Online comment can be informative or misleading, entertaining or maddening. Haters and manipulators often seem to monopolize the conversation. Some comments are off-topic, or even topic-less. In this book, Joseph Reagle urges us to read the comments. Conversations "on the bottom half of the Internet," he argues, can tell us much about human nature and social behavior.
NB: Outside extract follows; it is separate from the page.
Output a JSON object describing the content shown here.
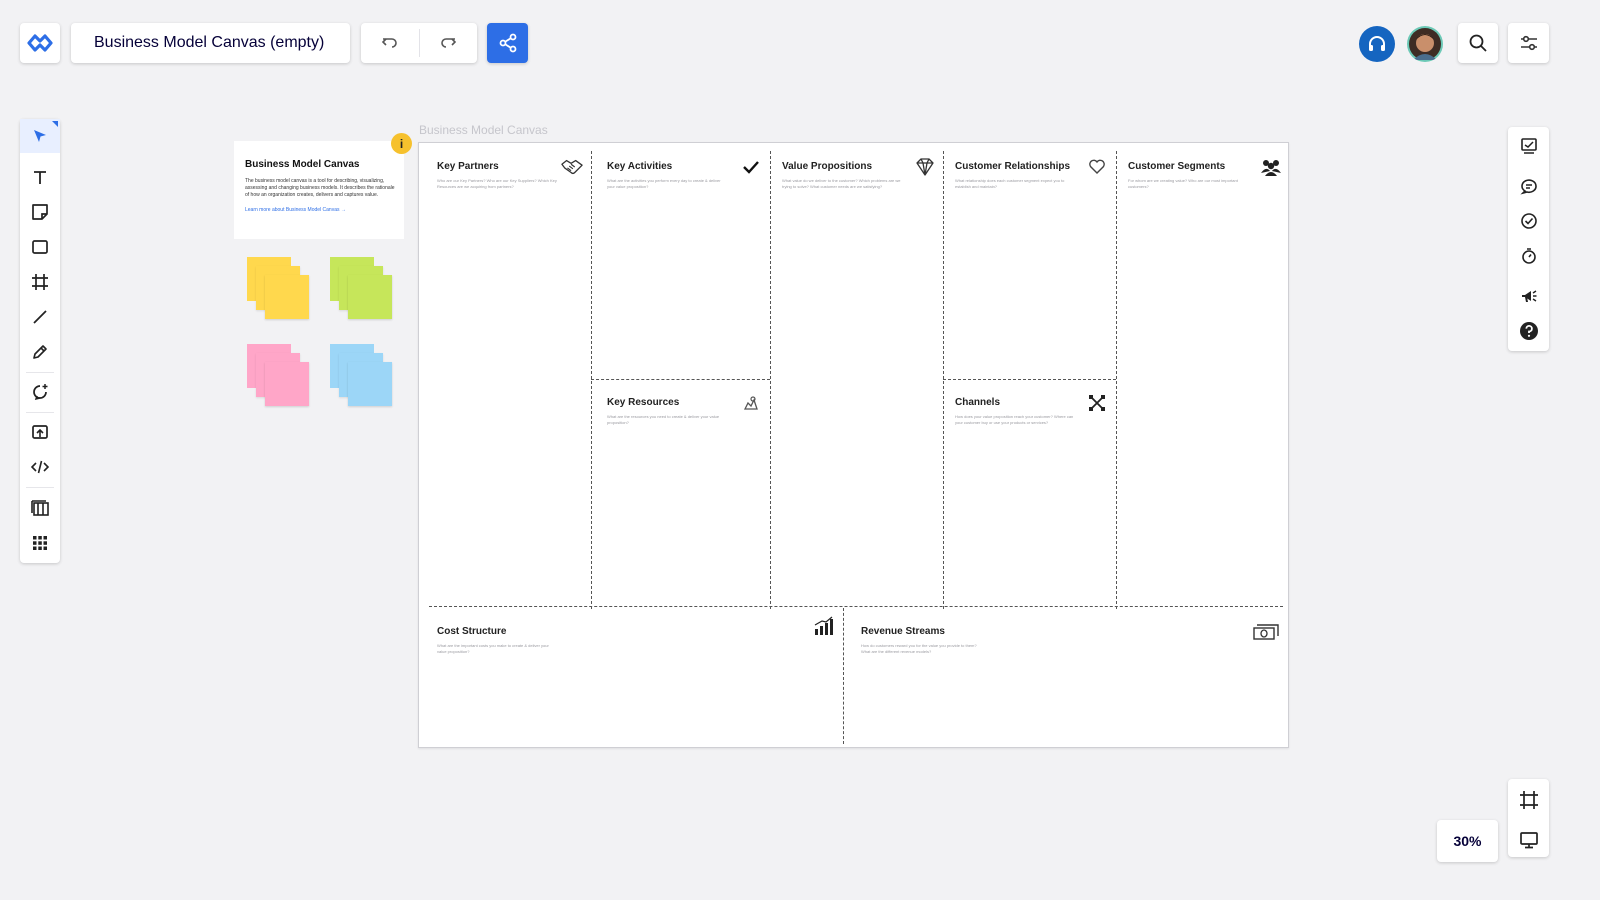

Reagle visits communities of Amazon reviewers, fan fiction authors, online learners, scammers, freethinkers, and mean kids. He shows how comment can inform us (through reviews), improve us (through feedback), manipulate us (through fakery), alienate us (through hate), shape us (through social comparison), and perplex us. He finds pre-Internet historical antecedents of online comment in Michelin stars, professional criticism, and the wisdom of crowds. He discusses the techniques of online fakery (distinguishing makers, fakers, and takers), describes the emotional work of receiving and giving feedback, and examines the culture of trolls and haters, bullying, and misogyny. He considers the way comment-a nonstop stream of social quantification and ranking-affects our self-esteem and well-being. And he examines how comment is puzzling-short and asynchronous, these messages can be slap-dash, confusing, amusing, revealing, and weird, shedding context in their passage through the Internet, prompting readers to comment in turn, "WTF?!?"
Publisher: MIT Press Ltd
Number of pages: 240
Weight: 454 g
Dimensions: 229 x 152 x 19 mm
[A]n especially virtuous endeavor given that so many of us are now continually engaged in our own fitful projects of online content creation.
-Mark O'Connell, The New Yorker
In the small but growing body of literature on the subject, this work stands out as a complete overview. Though academic in nature, the writing shapes an engaging topic into an approachable narrative for the general audience.
The history of comment as a genre has never been treated with such care and stewardship as it is by Reagle...
Reagle...offers a rollicking-yet-thoughtful tour through comment threads across the web-from book reviews to Facebook spats and from commercial contexts to intimate spaces of self-expression. Amply spiced with jokes and comics, and anchored with just enough theory to structure the discussion, Reagle's book should be read by anyone with an interest in 'the bottom half of the web.'
-Frank Pasquale, The Chronicle of Higher Education